        Are individual rights enough to determine how to answer moral questions and how to propose a just society? Perhaps we need a more substantive philosophical approach to answer some of our moral and political questions. This is the position of Immanuel Kant, who suggests that we have certain moral obligations because we are human beings with moral reasoning capabilities. These capabilities lead to certain duties which we need to consider. We call Kant’s philosophy deontological, which means it is rooted in duty.

        Completing this unit should take you approximately 10 hours.

      • Unit 4: John Rawls's Theory of Justice

        In the 1970s, John Rawls (1921–2002), the American moral and political philosopher, proposed what many consider to be the most important contemporary theory of justice. He updates the traditional social contract approach, but begins with the deceptively simple idea of fairness, rather than the natural rights of individuals. Who can disagree with the proposal that a just society should be fair?

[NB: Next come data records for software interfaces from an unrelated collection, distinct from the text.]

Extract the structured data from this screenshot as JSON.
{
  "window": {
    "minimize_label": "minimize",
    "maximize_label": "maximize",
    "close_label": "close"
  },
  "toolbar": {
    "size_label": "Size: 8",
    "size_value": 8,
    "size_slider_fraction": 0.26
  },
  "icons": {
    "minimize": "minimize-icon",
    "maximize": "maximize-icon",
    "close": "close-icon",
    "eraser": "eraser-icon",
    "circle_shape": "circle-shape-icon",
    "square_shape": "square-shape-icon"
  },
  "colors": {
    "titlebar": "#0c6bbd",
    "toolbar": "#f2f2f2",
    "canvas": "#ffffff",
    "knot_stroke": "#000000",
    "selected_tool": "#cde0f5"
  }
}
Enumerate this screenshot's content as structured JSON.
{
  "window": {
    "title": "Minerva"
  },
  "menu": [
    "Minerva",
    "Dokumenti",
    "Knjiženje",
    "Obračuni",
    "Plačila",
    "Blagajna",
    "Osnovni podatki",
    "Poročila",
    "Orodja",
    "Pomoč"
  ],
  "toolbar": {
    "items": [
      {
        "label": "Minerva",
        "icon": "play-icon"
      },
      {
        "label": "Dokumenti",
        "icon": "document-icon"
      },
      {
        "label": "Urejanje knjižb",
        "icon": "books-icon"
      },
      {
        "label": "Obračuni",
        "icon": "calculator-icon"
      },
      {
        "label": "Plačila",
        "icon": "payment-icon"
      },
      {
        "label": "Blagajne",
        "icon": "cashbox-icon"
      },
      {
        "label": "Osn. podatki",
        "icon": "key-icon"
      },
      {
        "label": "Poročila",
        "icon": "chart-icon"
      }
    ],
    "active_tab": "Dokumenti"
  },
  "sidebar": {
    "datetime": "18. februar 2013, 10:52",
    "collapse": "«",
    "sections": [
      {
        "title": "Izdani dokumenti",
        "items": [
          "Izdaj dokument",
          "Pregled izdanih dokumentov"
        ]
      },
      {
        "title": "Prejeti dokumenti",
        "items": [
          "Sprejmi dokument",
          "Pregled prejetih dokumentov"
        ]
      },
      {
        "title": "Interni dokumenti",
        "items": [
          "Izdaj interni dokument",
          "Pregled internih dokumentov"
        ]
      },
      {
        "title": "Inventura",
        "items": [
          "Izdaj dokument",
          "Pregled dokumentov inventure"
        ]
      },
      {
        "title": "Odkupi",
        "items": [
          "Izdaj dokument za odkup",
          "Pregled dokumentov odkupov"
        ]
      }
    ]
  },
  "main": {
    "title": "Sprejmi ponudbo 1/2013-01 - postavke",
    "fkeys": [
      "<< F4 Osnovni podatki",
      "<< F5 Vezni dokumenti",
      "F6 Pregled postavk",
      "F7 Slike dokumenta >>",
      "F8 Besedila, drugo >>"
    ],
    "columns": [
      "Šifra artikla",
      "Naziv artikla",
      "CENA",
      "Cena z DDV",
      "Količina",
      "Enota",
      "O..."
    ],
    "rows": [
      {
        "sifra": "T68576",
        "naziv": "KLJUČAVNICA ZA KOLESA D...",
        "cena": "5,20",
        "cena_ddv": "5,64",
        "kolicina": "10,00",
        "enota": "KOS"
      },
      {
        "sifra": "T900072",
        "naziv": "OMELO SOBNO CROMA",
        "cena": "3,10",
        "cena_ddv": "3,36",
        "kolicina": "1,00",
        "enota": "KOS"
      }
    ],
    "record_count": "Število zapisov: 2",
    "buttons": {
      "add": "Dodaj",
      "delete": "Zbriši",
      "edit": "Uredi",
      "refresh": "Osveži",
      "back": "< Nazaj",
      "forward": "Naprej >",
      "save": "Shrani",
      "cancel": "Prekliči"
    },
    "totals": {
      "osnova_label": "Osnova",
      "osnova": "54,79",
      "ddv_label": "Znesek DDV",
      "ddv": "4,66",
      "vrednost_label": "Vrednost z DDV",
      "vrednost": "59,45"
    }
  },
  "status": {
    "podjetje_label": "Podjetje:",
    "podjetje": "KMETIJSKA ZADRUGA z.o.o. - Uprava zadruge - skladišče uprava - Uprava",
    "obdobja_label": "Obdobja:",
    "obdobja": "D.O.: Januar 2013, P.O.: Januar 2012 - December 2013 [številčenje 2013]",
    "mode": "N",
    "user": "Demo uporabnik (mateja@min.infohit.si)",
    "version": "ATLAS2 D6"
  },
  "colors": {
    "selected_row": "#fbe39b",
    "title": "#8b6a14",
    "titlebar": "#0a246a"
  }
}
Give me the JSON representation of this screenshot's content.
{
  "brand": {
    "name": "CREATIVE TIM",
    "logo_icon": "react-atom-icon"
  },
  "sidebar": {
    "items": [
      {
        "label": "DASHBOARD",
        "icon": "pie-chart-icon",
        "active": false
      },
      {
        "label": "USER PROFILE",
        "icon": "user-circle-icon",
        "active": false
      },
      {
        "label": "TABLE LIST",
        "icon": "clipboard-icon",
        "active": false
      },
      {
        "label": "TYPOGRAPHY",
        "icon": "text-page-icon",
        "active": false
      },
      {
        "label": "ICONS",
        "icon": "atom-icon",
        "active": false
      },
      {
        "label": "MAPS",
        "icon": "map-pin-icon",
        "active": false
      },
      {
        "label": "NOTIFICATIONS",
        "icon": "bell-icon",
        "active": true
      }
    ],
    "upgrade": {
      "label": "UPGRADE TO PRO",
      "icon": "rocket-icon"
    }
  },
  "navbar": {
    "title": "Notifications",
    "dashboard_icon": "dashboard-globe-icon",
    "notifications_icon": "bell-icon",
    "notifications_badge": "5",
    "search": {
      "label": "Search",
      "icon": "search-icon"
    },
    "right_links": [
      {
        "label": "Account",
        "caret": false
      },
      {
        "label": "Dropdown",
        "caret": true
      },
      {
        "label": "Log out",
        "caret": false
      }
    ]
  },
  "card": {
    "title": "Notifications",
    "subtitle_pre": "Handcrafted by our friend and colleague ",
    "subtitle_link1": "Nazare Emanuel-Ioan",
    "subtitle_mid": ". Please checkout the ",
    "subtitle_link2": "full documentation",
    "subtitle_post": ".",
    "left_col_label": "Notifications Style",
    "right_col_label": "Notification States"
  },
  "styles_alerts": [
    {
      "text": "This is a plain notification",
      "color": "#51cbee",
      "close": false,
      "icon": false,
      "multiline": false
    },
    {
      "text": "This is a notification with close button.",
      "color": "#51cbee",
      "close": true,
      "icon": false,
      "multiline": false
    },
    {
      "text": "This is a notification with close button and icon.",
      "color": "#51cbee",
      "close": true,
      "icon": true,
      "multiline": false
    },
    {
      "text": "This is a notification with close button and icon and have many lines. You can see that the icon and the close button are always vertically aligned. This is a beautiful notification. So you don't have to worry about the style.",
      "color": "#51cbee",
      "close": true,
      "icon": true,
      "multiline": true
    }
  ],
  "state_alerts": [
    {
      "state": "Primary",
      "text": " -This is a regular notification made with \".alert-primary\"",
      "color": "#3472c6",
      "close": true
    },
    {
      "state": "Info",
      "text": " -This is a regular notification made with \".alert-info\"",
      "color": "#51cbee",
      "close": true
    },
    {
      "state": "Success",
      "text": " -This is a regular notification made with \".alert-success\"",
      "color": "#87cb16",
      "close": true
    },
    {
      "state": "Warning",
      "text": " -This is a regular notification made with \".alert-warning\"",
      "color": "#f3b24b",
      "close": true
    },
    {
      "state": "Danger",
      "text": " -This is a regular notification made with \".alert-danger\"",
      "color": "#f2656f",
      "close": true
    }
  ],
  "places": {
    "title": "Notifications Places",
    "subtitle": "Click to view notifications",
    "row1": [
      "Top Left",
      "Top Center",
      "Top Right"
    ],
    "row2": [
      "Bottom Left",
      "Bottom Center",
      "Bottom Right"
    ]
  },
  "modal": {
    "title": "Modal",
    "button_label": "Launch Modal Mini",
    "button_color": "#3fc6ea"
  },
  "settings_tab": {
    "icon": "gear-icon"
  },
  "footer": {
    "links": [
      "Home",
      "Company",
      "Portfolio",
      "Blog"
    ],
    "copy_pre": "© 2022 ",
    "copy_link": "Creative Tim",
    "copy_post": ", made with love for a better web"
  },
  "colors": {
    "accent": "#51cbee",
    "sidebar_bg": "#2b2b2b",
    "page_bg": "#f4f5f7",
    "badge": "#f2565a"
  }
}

        Rawls's theory is convincing and controversial. Thomas Hobbes, one of the most well-known proponents of social contract theory, believed that life before government and the social contract is "nasty, brutish and short" because human nature itself is selfish and cruel, especially when society lacks a government contract to maintain peace and punish those who break the contract.

        Rawls has a more positive view of human nature: he advocates political liberalism, and his political philosophy conflicts with several popular contemporary ideas and ideologies. He examines issues of equality in society and proposes redistributing certain social goods – such as income, education, and opportunity – to ensure fairness.

        Completing this unit should take you approximately 10 hours.

      • Unit 5: Ethics and Politics of Virtue

        Prior to any of the theories we have considered so far, most accounts of what it means for a person to be moral, or for a society to be just, centered on some conception of virtue. Aristotle is the most famous proponent of virtue, as the basis for living a good human life and creating a good state. Recently, Alasdair MacIntyre and a growing number of moral and political theorists have returned to the concept of virtue as an antidote to what they interpret as an over-emphasis on individual rights and freedoms, and a neglect of community and tradition in political thought since the Enlightenment. But can our society agree on what living virtuously means?

        In this unit, we examine Aristotle's theory of a society organized on the basis of virtue, and some modern communitarian extensions of his general line of thought. We contrast Aristotle's notion of virtue with existentialist concepts of will to power (as in Friedrich Nietszche), and radical freedom and radical responsibility (as in Jean Paul Sartre). We see how these theories bear on certain controversial topics of our day. This discussion will help you consider these types of difficult controversies from a richer, more informed perspective.

        Completing this unit should take you approximately 10 hours.

      • Study Guide and Review Exercises

        This study guide will help reinforce key concepts in each unit as you prepare to take the final exam. Each unit study guide aligns with the course learning outcomes and provides a summary of the core competencies and a list of vocabulary terms. Our study guides are not meant to replace the readings and videos that make up the course.

        The vocabulary lists include terms that may help you answer some of the review items, and terms you should be familiar with to successfully complete the final exam for the course.